So, we've been "home" for over a week now. It's been wonderful seeing family & friends, & of course, eating old familiar fare!!! The humidity has been awfully draining though. I am sweating even as I sit here typing this! Even though it gets HOT in Beijing, it is dry so it doesn't leave you with that sticky layer of oily sweat that makes you just want to jump into the nearest pool & stay there all day. I am looking forward to our short sojourn in Phuket in a couple of weeks...white sands, clear waters, sea breezes, relaxing spa massages...aaahhhh...
I have been amazed by the number of buildings that have disappeared & appeared! Scotts shopping center now just looks like a construction site shielded off from the world by protective netting & wooden partitions. Centrepoint has a spanking new wing which I have yet to explore. There is a new mall called Central in the business district. An old condo near the Farrer/Queensway has been replaced by a huge block of what I assume to be a new condo development.
I guess it shouldn't surprise me to find all these changes. Singapore has always been terribly efficient at tearing down the old & building the new. In Beijing, buildings half-finished when we first landed, remain half-finished now, 6 months later. Repaving of roads which, in Singapore, would have taken at most a week, takes at least a month, if not two. During the Great Leap Forward & the Cultural Revolution, many historical buildings & sites were torn down in the interest of "progress". Now, the government is starting to prevent more historical relics & sites from being destroyed, especially by money-hungry Chinese developers eager to make the most of the booming China economy. But I see all the massive buildings & apartment blocks & villas being built & can't help but wonder how these will eventually be filled. And if they do get filled, what does that do to the quality of life there? The population of Beijing is already over 12 million, & seems to be growing, judging from what I see of migrant workers coming in by the bus loads from the villages looking for work.
This en-bloc fever is scary. Left, right & center, I see banners asking for tenders of buildings & shophouses. I read about the ludicrously high prices achieved by certain condos.
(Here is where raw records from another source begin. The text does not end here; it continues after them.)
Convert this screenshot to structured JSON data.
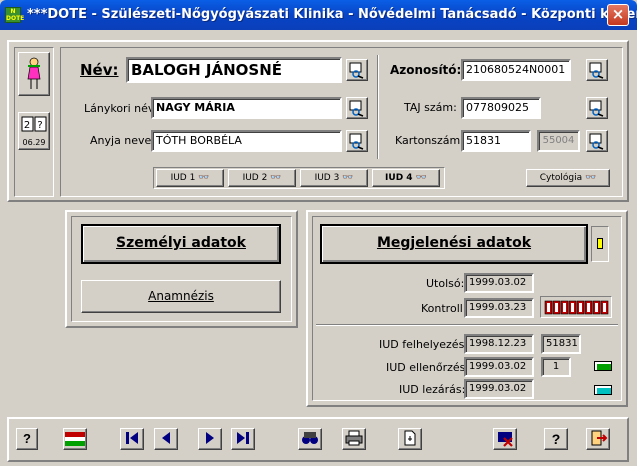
{
  "window": {
    "title": "***DOTE - Szülészeti-Nőgyógyászati Klinika - Nővédelmi Tanácsadó - Központi képernyő",
    "close": "×",
    "icon_text": "N\nDOTE"
  },
  "patient": {
    "date_badge": "06.29",
    "name_label": "Név:",
    "name": "BALOGH JÁNOSNÉ",
    "maiden_label": "Lánykori név:",
    "maiden": "NAGY MÁRIA",
    "mother_label": "Anyja neve:",
    "mother": "TÓTH BORBÉLA",
    "id_label": "Azonosító:",
    "id": "210680524N0001",
    "taj_label": "TAJ szám:",
    "taj": "077809025",
    "card_label": "Kartonszám:",
    "card": "51831",
    "card_extra": "55004"
  },
  "iud_buttons": [
    "IUD 1",
    "IUD 2",
    "IUD 3",
    "IUD 4"
  ],
  "cytology": "Cytológia",
  "left_buttons": {
    "personal": "Személyi adatok",
    "anamnesis": "Anamnézis"
  },
  "appearance": {
    "title": "Megjelenési adatok",
    "last_label": "Utolsó:",
    "last": "1999.03.02",
    "control_label": "Kontroll:",
    "control": "1999.03.23",
    "iud_insert_label": "IUD felhelyezés:",
    "iud_insert": "1998.12.23",
    "iud_insert_no": "51831",
    "iud_check_label": "IUD ellenőrzés:",
    "iud_check": "1999.03.02",
    "iud_check_no": "1",
    "iud_close_label": "IUD lezárás:",
    "iud_close": "1999.03.02"
  },
  "toolbar": {
    "help": "?",
    "help2": "?"
  },
  "colors": {
    "accent_red": "#c00000",
    "green": "#00a000",
    "cyan": "#00c0c0",
    "yellow": "#ffff00"
  }
}
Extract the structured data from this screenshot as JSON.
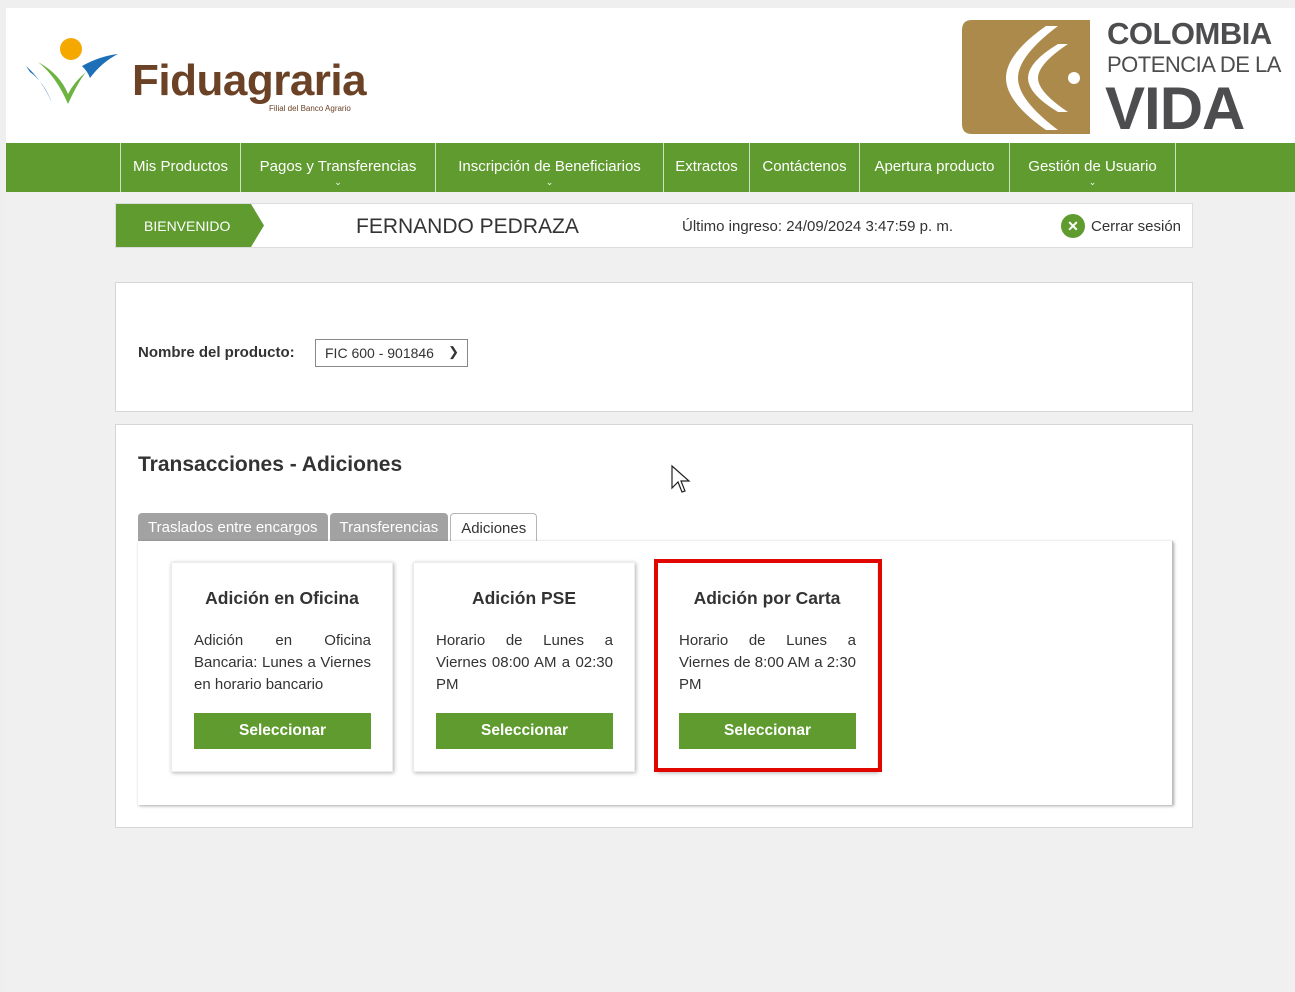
{
  "brand": {
    "logo_text": "Fiduagraria",
    "logo_subtitle": "Filial del Banco Agrario",
    "gov_line1": "COLOMBIA",
    "gov_line2": "POTENCIA DE LA",
    "gov_line3": "VIDA"
  },
  "nav": {
    "items": [
      {
        "label": "Mis Productos"
      },
      {
        "label": "Pagos y Transferencias"
      },
      {
        "label": "Inscripción de Beneficiarios"
      },
      {
        "label": "Extractos"
      },
      {
        "label": "Contáctenos"
      },
      {
        "label": "Apertura producto"
      },
      {
        "label": "Gestión de Usuario"
      }
    ]
  },
  "welcome": {
    "tag": "BIENVENIDO",
    "user": "FERNANDO PEDRAZA",
    "last_login": "Último ingreso: 24/09/2024 3:47:59 p. m.",
    "logout": "Cerrar sesión"
  },
  "product": {
    "label": "Nombre del producto:",
    "selected": "FIC 600 - 901846"
  },
  "transactions": {
    "title": "Transacciones - Adiciones",
    "tabs": [
      {
        "label": "Traslados entre encargos"
      },
      {
        "label": "Transferencias"
      },
      {
        "label": "Adiciones"
      }
    ],
    "cards": [
      {
        "title": "Adición en Oficina",
        "text": "Adición en Oficina Bancaria: Lunes a Viernes en horario bancario",
        "button": "Seleccionar"
      },
      {
        "title": "Adición PSE",
        "text": "Horario de Lunes a Viernes 08:00 AM a 02:30 PM",
        "button": "Seleccionar"
      },
      {
        "title": "Adición por Carta",
        "text": "Horario de Lunes a Viernes de 8:00 AM a 2:30 PM",
        "button": "Seleccionar"
      }
    ]
  },
  "colors": {
    "primary_green": "#5f9b2e",
    "brand_brown": "#6b4226",
    "highlight_red": "#e10600"
  }
}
Progress is one thing, but I hope Singapore will learn from China's mistakes, & preserve what's left of our lovely old buildings & historical sites before it's too late.